Published Wednesday, 15 September 2010
Brachytherapy is a form of radiotherapy delivering radiation via tiny capsules inserted into the prostate under anaesthetic.
This then allows the radiotherapy which follows to target the tumour directly.
It is expected that up to 60 patients a year will be using the new treatment centre.
"Patients would come and we would select them for this treatment," Dr Darren Mitchell from Belfast City Hospital told UTV. "We ensure they have the right type of cancer and the right type of urinary function.
"Having done that they're able to come through and have a very quick anaesthetic so see that everything looks right and in the space of an hour inject radiotherapy seeds into the prostate to deliver that treatment.
"They'll wake up quickly and go home quickly after the treatment and that's it done."
Approximately 800 new cases of prostate cancer are diagnosed in Northern Ireland every year. Around 215 die from the disease annually.
Health Minister Michael McGimpsey hopes the new service will cut the number of deaths dramatically.
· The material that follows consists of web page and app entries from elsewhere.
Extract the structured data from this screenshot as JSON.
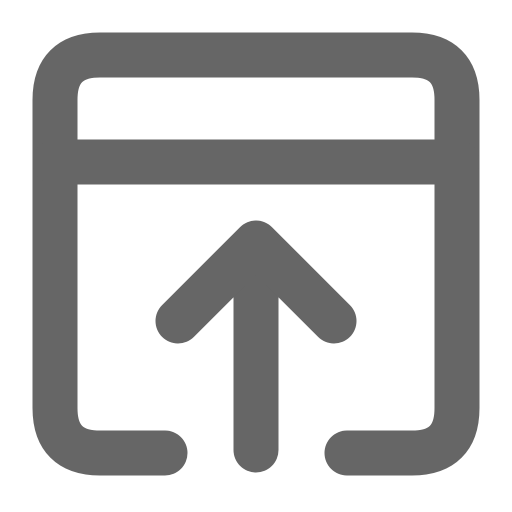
{
  "icon": {
    "name": "window-upload-icon",
    "color": "#666666",
    "background": "#ffffff"
  }
}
"Prostate, after melanoma is the single biggest killer in men as far as cancer is concerned," Mr McGimpsey said. "This is a very important development."
Funding for the new centre came from the Department of Heath, which provided £250,000, and the charity Men Against Cancer, which provided £100,000.
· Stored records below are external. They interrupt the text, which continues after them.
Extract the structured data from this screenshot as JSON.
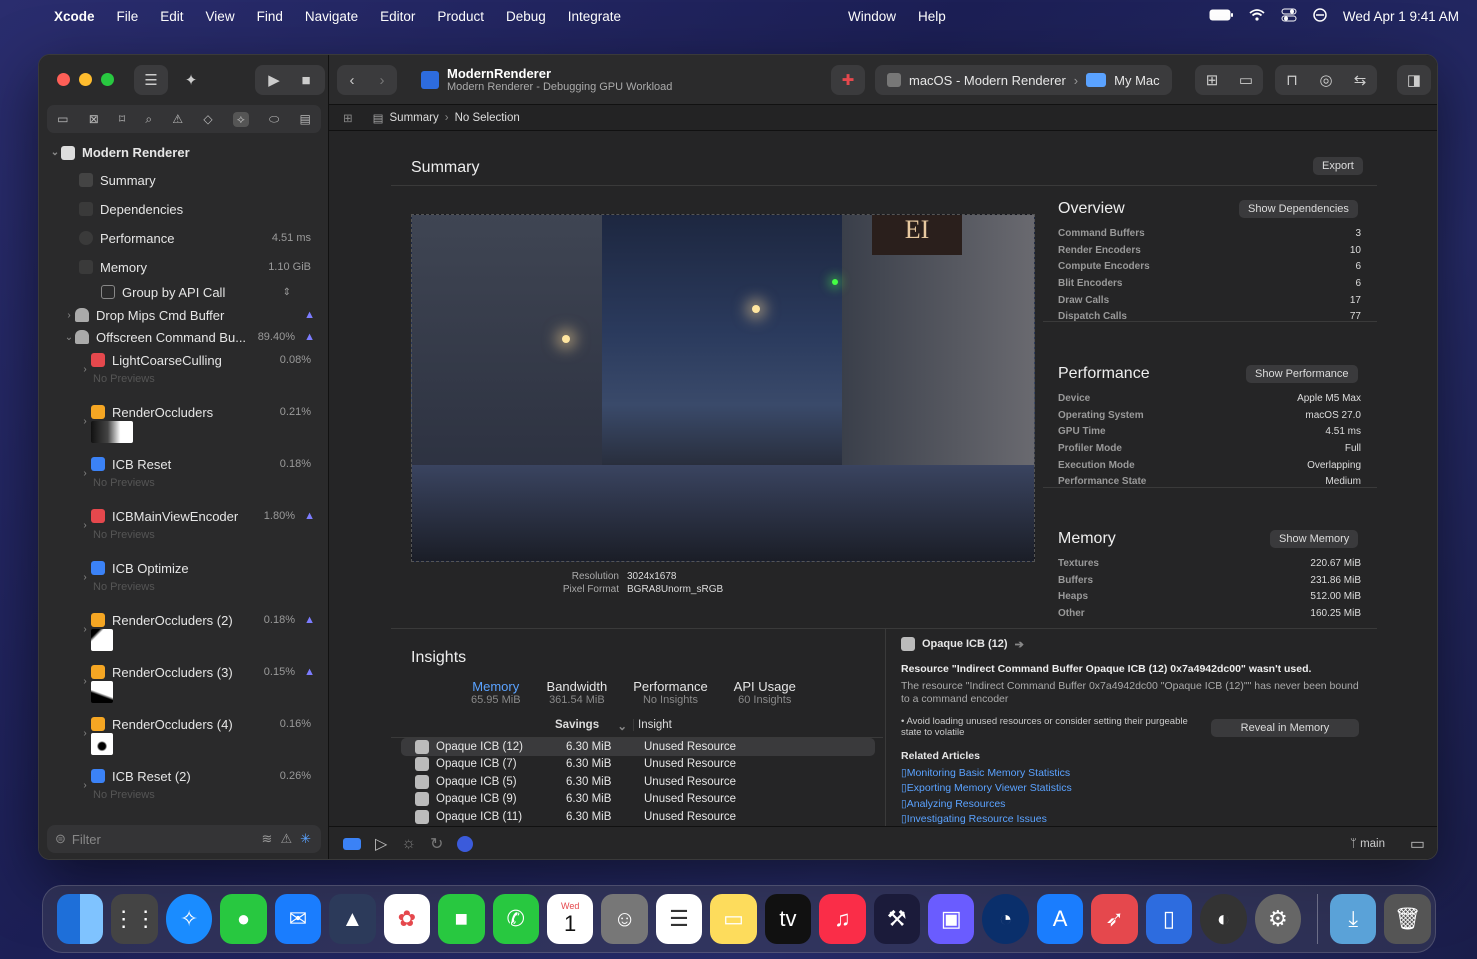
{
  "menubar": {
    "app": "Xcode",
    "items": [
      "File",
      "Edit",
      "View",
      "Find",
      "Navigate",
      "Editor",
      "Product",
      "Debug",
      "Integrate"
    ],
    "right_items": [
      "Window",
      "Help"
    ],
    "clock": "Wed Apr 1  9:41 AM"
  },
  "toolbar": {
    "project": "ModernRenderer",
    "subtitle": "Modern Renderer - Debugging GPU Workload",
    "scheme": "macOS - Modern Renderer",
    "destination": "My Mac"
  },
  "pathbar": {
    "crumb1": "Summary",
    "crumb2": "No Selection"
  },
  "sidebar": {
    "root": "Modern Renderer",
    "items": [
      {
        "label": "Summary"
      },
      {
        "label": "Dependencies"
      },
      {
        "label": "Performance",
        "value": "4.51 ms"
      },
      {
        "label": "Memory",
        "value": "1.10 GiB"
      }
    ],
    "group_by": "Group by API Call",
    "buffers": [
      {
        "label": "Drop Mips Cmd Buffer"
      },
      {
        "label": "Offscreen Command Bu...",
        "pct": "89.40%"
      }
    ],
    "encoders": [
      {
        "label": "LightCoarseCulling",
        "pct": "0.08%",
        "preview": "No Previews"
      },
      {
        "label": "RenderOccluders",
        "pct": "0.21%"
      },
      {
        "label": "ICB Reset",
        "pct": "0.18%",
        "preview": "No Previews"
      },
      {
        "label": "ICBMainViewEncoder",
        "pct": "1.80%",
        "preview": "No Previews"
      },
      {
        "label": "ICB Optimize",
        "pct": "",
        "preview": "No Previews"
      },
      {
        "label": "RenderOccluders (2)",
        "pct": "0.18%"
      },
      {
        "label": "RenderOccluders (3)",
        "pct": "0.15%"
      },
      {
        "label": "RenderOccluders (4)",
        "pct": "0.16%"
      },
      {
        "label": "ICB Reset (2)",
        "pct": "0.26%",
        "preview": "No Previews"
      }
    ],
    "filter_placeholder": "Filter"
  },
  "summary": {
    "title": "Summary",
    "export": "Export",
    "resolution_label": "Resolution",
    "resolution": "3024x1678",
    "format_label": "Pixel Format",
    "format": "BGRA8Unorm_sRGB"
  },
  "overview": {
    "title": "Overview",
    "button": "Show Dependencies",
    "rows": [
      [
        "Command Buffers",
        "3"
      ],
      [
        "Render Encoders",
        "10"
      ],
      [
        "Compute Encoders",
        "6"
      ],
      [
        "Blit Encoders",
        "6"
      ],
      [
        "Draw Calls",
        "17"
      ],
      [
        "Dispatch Calls",
        "77"
      ]
    ]
  },
  "performance": {
    "title": "Performance",
    "button": "Show Performance",
    "rows": [
      [
        "Device",
        "Apple M5 Max"
      ],
      [
        "Operating System",
        "macOS 27.0"
      ],
      [
        "GPU Time",
        "4.51 ms"
      ],
      [
        "Profiler Mode",
        "Full"
      ],
      [
        "Execution Mode",
        "Overlapping"
      ],
      [
        "Performance State",
        "Medium"
      ]
    ]
  },
  "memory": {
    "title": "Memory",
    "button": "Show Memory",
    "rows": [
      [
        "Textures",
        "220.67 MiB"
      ],
      [
        "Buffers",
        "231.86 MiB"
      ],
      [
        "Heaps",
        "512.00 MiB"
      ],
      [
        "Other",
        "160.25 MiB"
      ]
    ]
  },
  "insights": {
    "title": "Insights",
    "tabs": [
      {
        "label": "Memory",
        "sub": "65.95 MiB"
      },
      {
        "label": "Bandwidth",
        "sub": "361.54 MiB"
      },
      {
        "label": "Performance",
        "sub": "No Insights"
      },
      {
        "label": "API Usage",
        "sub": "60 Insights"
      }
    ],
    "col_savings": "Savings",
    "col_insight": "Insight",
    "rows": [
      [
        "Opaque ICB (12)",
        "6.30 MiB",
        "Unused Resource"
      ],
      [
        "Opaque ICB (7)",
        "6.30 MiB",
        "Unused Resource"
      ],
      [
        "Opaque ICB (5)",
        "6.30 MiB",
        "Unused Resource"
      ],
      [
        "Opaque ICB (9)",
        "6.30 MiB",
        "Unused Resource"
      ],
      [
        "Opaque ICB (11)",
        "6.30 MiB",
        "Unused Resource"
      ]
    ]
  },
  "detail": {
    "title": "Opaque ICB (12)",
    "headline": "Resource \"Indirect Command Buffer Opaque ICB (12) 0x7a4942dc00\" wasn't used.",
    "body": "The resource \"Indirect Command Buffer 0x7a4942dc00 \"Opaque ICB (12)\"\" has never been bound to a command encoder",
    "bullet": "• Avoid loading unused resources or consider setting their purgeable state to volatile",
    "reveal": "Reveal in Memory",
    "related": "Related Articles",
    "links": [
      "Monitoring Basic Memory Statistics",
      "Exporting Memory Viewer Statistics",
      "Analyzing Resources",
      "Investigating Resource Issues"
    ]
  },
  "bottombar": {
    "branch": "main"
  },
  "dock": {
    "calendar_day": "Wed",
    "calendar_date": "1"
  }
}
"Having it done locally is very important," said Eric Cairns from Men Against Cancer.
"What it also does is put Northern Ireland at the leading edge of a number of things, in particular this special treatment - Brachysurgery."
© UTV News